“The Sheep Thief was done with travel kids,” he says, “non-professionals in India. It was unequivocally tough, a toughest film I’ve done probably, and we schooled a lot”¦ we got to learn about my birthright while we was formulating art. That film was unequivocally my step into a industry. It got me an agent, won an endowment during Cannes, won utterly a few awards around a world,” he understates.
“The engineer on that film is now my wife, and we have kids, so it was unequivocally a life-changing experience.”
Adds Kapadia, “And everybody pronounced about The Sheep Thief, ‘It’s not going to work.’ And we consider there was always something in me, even prior to that, that each film has to be a plea to myself, pulling myself creatively to a limit. With each film it’s been a bit like that.”
His initial feature, The Warrior won a slew of awards; his documentary, Senna, about Brazilian racer Ayrton Senna, altered a face of documentary filmmaking and won Kapadia dual BAFTAs, among many other honours.
Kapadia describes Amy as his “musical,” observant that a film is a bit like a Bollywood film — since a songs are a narrative, and a songs came first.
“What we have to do is write a story around a songs.
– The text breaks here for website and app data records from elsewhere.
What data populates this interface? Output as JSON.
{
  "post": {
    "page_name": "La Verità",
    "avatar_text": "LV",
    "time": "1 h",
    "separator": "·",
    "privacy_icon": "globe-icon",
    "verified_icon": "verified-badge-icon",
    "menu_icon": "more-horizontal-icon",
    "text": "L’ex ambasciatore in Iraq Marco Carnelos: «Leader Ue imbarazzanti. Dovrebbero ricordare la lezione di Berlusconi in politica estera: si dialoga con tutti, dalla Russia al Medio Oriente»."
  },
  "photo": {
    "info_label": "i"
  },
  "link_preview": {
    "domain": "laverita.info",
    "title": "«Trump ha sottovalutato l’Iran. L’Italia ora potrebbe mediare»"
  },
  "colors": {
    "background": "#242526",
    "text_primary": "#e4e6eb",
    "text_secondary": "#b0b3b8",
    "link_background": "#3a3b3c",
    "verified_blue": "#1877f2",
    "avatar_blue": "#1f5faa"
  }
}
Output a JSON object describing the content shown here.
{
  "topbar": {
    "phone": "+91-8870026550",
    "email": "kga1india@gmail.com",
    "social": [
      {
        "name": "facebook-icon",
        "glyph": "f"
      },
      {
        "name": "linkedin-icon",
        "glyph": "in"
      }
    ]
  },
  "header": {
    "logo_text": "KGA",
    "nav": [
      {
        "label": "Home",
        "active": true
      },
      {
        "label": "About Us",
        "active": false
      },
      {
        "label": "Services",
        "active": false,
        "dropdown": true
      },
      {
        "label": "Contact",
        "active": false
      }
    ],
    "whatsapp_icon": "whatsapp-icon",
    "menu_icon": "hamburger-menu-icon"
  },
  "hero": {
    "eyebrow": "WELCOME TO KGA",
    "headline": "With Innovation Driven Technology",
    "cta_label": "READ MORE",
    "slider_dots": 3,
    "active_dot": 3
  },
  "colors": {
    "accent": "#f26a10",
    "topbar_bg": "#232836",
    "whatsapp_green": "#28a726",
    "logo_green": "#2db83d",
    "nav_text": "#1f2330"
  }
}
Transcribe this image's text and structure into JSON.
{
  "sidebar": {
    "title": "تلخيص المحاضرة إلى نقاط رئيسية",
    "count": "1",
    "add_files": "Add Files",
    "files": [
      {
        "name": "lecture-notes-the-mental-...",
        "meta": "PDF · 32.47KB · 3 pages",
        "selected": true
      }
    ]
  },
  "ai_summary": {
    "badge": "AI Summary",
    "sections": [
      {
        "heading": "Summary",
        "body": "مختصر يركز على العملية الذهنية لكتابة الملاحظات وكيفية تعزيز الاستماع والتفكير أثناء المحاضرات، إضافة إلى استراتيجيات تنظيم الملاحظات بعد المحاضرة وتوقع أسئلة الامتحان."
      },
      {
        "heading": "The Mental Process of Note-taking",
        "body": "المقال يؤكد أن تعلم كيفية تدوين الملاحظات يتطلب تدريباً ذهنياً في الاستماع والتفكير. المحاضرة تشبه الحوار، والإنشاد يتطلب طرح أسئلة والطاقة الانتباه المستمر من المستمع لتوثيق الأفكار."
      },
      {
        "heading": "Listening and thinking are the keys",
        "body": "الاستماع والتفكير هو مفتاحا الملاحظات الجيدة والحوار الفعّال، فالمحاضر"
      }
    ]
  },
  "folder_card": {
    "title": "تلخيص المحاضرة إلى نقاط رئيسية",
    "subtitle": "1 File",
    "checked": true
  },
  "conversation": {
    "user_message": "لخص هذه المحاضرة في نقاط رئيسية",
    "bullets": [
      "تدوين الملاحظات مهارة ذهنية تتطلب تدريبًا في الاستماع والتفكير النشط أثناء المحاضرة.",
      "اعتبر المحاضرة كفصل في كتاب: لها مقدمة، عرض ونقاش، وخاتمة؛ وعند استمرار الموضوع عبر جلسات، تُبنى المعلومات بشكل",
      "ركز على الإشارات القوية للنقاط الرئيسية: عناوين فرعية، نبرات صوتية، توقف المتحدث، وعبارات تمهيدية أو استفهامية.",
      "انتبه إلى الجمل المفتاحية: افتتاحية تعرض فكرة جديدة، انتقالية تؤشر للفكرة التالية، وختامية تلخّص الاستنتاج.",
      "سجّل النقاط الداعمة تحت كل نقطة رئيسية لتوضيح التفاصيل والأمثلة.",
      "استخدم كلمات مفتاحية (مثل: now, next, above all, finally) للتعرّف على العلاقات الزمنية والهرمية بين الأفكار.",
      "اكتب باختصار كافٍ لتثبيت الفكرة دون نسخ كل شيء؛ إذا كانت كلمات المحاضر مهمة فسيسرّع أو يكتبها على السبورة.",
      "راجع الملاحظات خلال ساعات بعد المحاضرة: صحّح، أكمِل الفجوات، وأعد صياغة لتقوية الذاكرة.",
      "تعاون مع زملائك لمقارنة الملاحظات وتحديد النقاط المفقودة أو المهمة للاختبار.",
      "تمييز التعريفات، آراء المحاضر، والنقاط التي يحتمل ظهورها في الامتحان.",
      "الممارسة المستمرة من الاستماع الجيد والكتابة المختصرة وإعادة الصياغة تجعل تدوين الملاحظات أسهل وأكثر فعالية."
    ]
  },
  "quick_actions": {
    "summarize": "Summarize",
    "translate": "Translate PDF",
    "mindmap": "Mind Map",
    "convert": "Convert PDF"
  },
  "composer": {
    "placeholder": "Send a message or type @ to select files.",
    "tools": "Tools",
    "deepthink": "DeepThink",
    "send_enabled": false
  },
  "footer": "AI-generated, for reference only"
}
For a initial time, a lyrics fit a bigger picture,” he says.
“That was a light-bulb impulse for me — it’s all there. She’s created it all down. All we had to do was follow this map, and figure out a sequence it goes in, and that performance.”
He adds, “I favourite her live performances most improved than a records. we favourite a morality of only her and a guitar.”